• Worley Elder Law

Why a Living Trust is One of the Best Options for Avoiding Probate


“Death is not the end. There remains the litigation over the estate.”

-Ambrose Bierce


We believe it’s ideal that when someone passes away, the paperwork and material concerns associated with their estate are so flawlessly handled (thanks to thorough preparation) that they fade into the background, allowing the family and loved ones to grieve and remember in peace.


You’re probably wondering “How can assets and legacies be transferred to the next generation in a harmonious, stress-free, fair process?”


Well, the whole business of Estate Planning – or at least a major part of it – is concerned with ease. To that end, one primary goal of many people is to avoid the complications and costs involved with probate. We can assist with that.


While there are many “tools of the trade” that a qualified attorney can use to keep your assets out of probate - setting up a Revocable Living Trust is quite often the best, most comprehensive option for avoiding probate.


Why do we say that? Well, let’s discuss-


What is a Trust?


A Trust is a legal structure that permits management of your assets by a trustee on behalf of your family and loved ones. You can be the trustee for your own living trust until you are no longer able to manage your financial affairs or pass away, at which point the responsibility for managing the trust passes to someone you designate as a successor trustee. This can also prevent the court from controlling your assets if you were to become incapacitated.


How does a Trust help you avoid probate?


The purpose of probate is to transfer property ownership for all assets that were listed in your name when you passed away. A trust can bypass this process completely because your assets are transferred to the Trust while you are still alive. Therefore, when you die, there’s nothing that needs to be transferred by the probate court (everything’s already in your Trust). When a trust is structured correctly with the help of an experienced estate planning attorney, your entire estate can stay out of probate court entirely. This process not only limits court costs, but it also maintains the privacy of your financial records while enabling your family and loved ones to enjoy the benefits of the Trust without disruption or delay.


Doesn’t joint ownership avoid probate?


Not like you may think it does. True, when one owner of a joint account passes away, full ownership automatically transfers to the surviving owner without probate. However, concerns arise if the surviving owner does not add a new joint owner or worse, if the joint owners pass away at the same time. Then probate would be required in order to transfer ownership to the family that remained.


**Another concern to be aware of with joint accounts- when you add a co-owner, you lose control and your chances of being named in a subsequent lawsuit or losing assets to a creditor can be increased. There are concerns involving joint owned real estate as well.

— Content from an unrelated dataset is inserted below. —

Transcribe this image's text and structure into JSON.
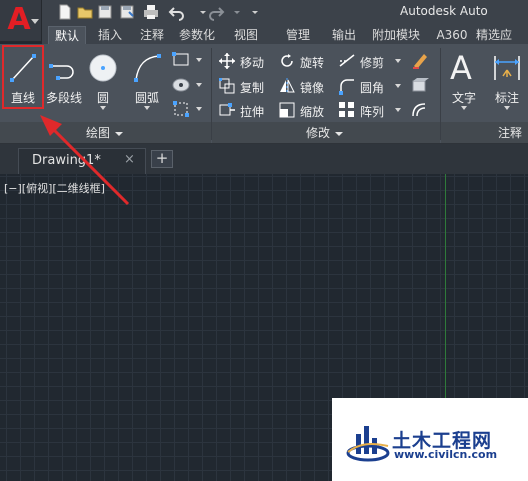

If you have, or are considering naming joint/co-owners on your assets, please contact our office to ensure all aspects are considered in protecting your assets.



While establishing a Trust can be a bit more involved, and the process can cost more upfront than a Last Will & Testament, if you’re willing to invest a little more up front to protect your family and assets, a Living Trust can be your best option for avoiding probate later.


That being said, as wonderful as Revocable Living Trusts can be – and we’ve only scratched the surface of their exciting features in this short post – always bear in mind H.L. Mencken’s warning that, “For every complex problem there is an answer that is clear, simple, and wrong.”


The key to planning effectively to minimize the likelihood of a drawn out, contentious, expensive process is to work with highly qualified, trusted people. We at Worley Elder Law genuinely care about you and your family and will work with you to forge the right strategy specific for you and your family.


Give us a call today to learn more about your next steps and to get the peace of mind you deserve.

This website has been designed by Worley Elder Law, PLLC for general information only. The information presented at this site should not be construed to be formal legal advice. Information you obtain at this site is not, nor is it intended to be legal advice. You should consult an attorney for advice regarding your individual situation. We invite you to contact us, however, contacting us does not create an attorney-client relationship. Please do not send any confidential information to us until an attorney-client relationship has been established. The hiring of a lawyer is an important decision that should not be based solely upon advertisements.